Initially the 3-liter, overhead-camshaft, six-cylinder engine offered 115 horsepower. It was also used in the 300 SL sports car, latter gaining fuel injection in the restyled, longer wheelbase 300 d of 1957. In this guise, the engine offered 160 horsepower.
The 300 was given an independent suspension setup in both the front and rear. It had four-wheel rum brakes, hypoid bevel final drive, dynamically balanced wheels and remote electrical control of the rear suspension ride height. Later, it received larger brakes (servo-assisted from 1954), optional power steering (on the 300 d) and the adoption of three-speed automatic transmission as standard on the latter.
The 300 was luxuriously appointed and given the finest materials of the highest quality. Custom built by experienced craftsmen, they were elegant, fast, and spacious with seating for six passengers. They were popular with West German government officials, businessmen, financiers and politicians.

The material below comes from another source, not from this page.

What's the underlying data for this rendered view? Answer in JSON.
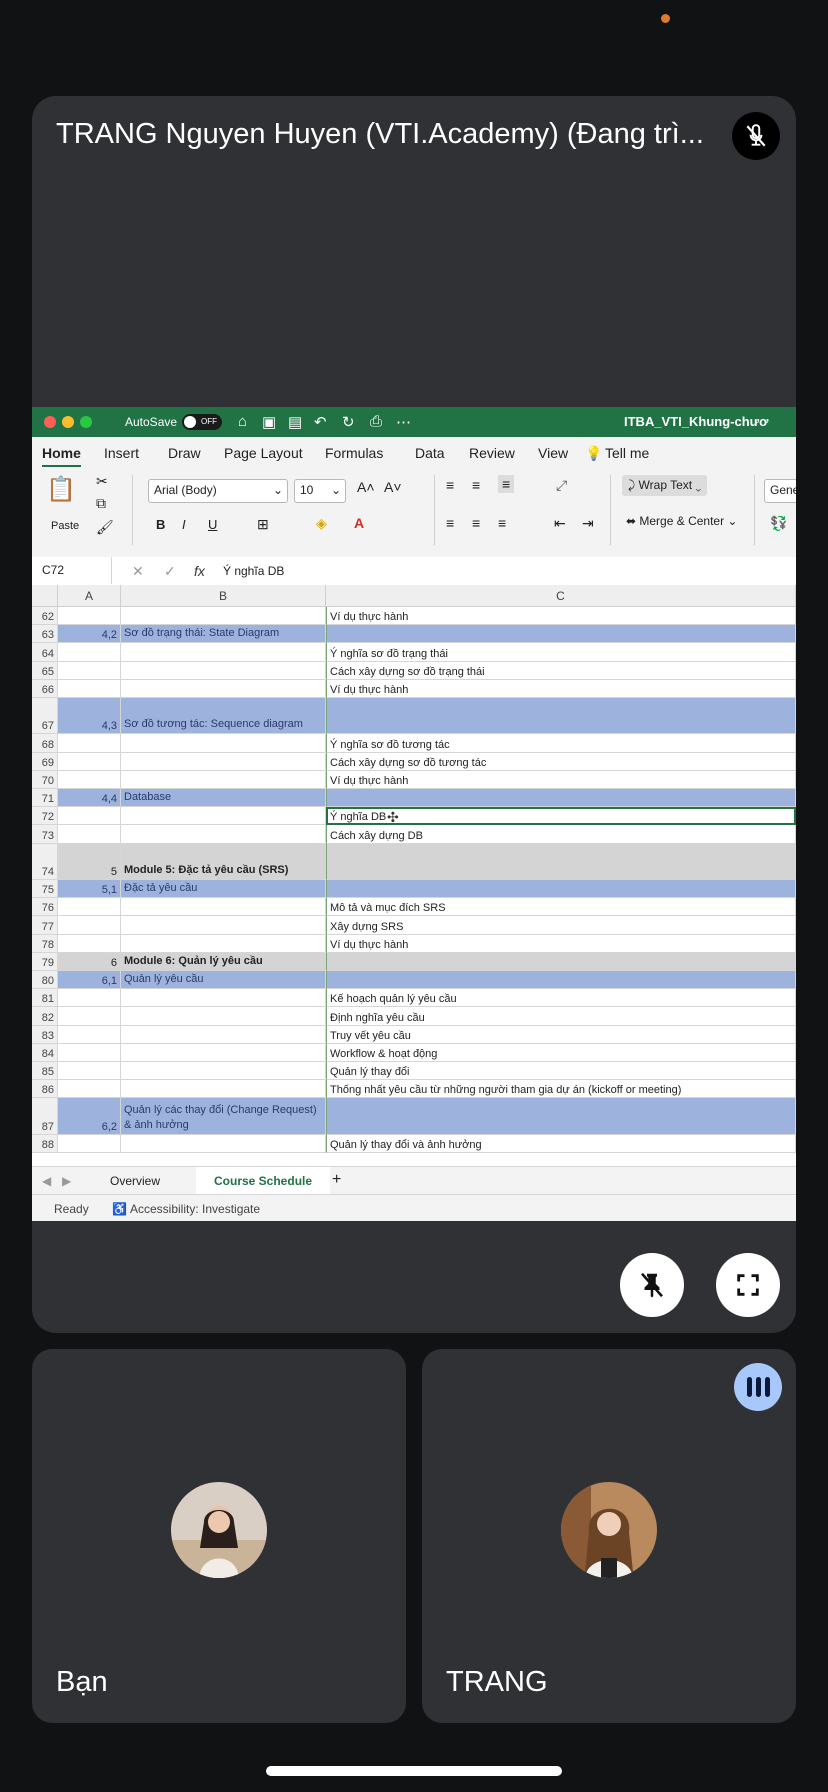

It received its unofficial model name of 'Adenauer' after West German Chancellor Dr. Konrad Adenauer, the models most famous customer. With a price of DM23,700, the 300 Cabriolet D was among the world's most expensive automobiles of its era.
In 1953, Mercedes-Benz built just 181 Cabriolet D models out of a total (300/300b) production of 591.By Daniel Vaughan | Apr 2019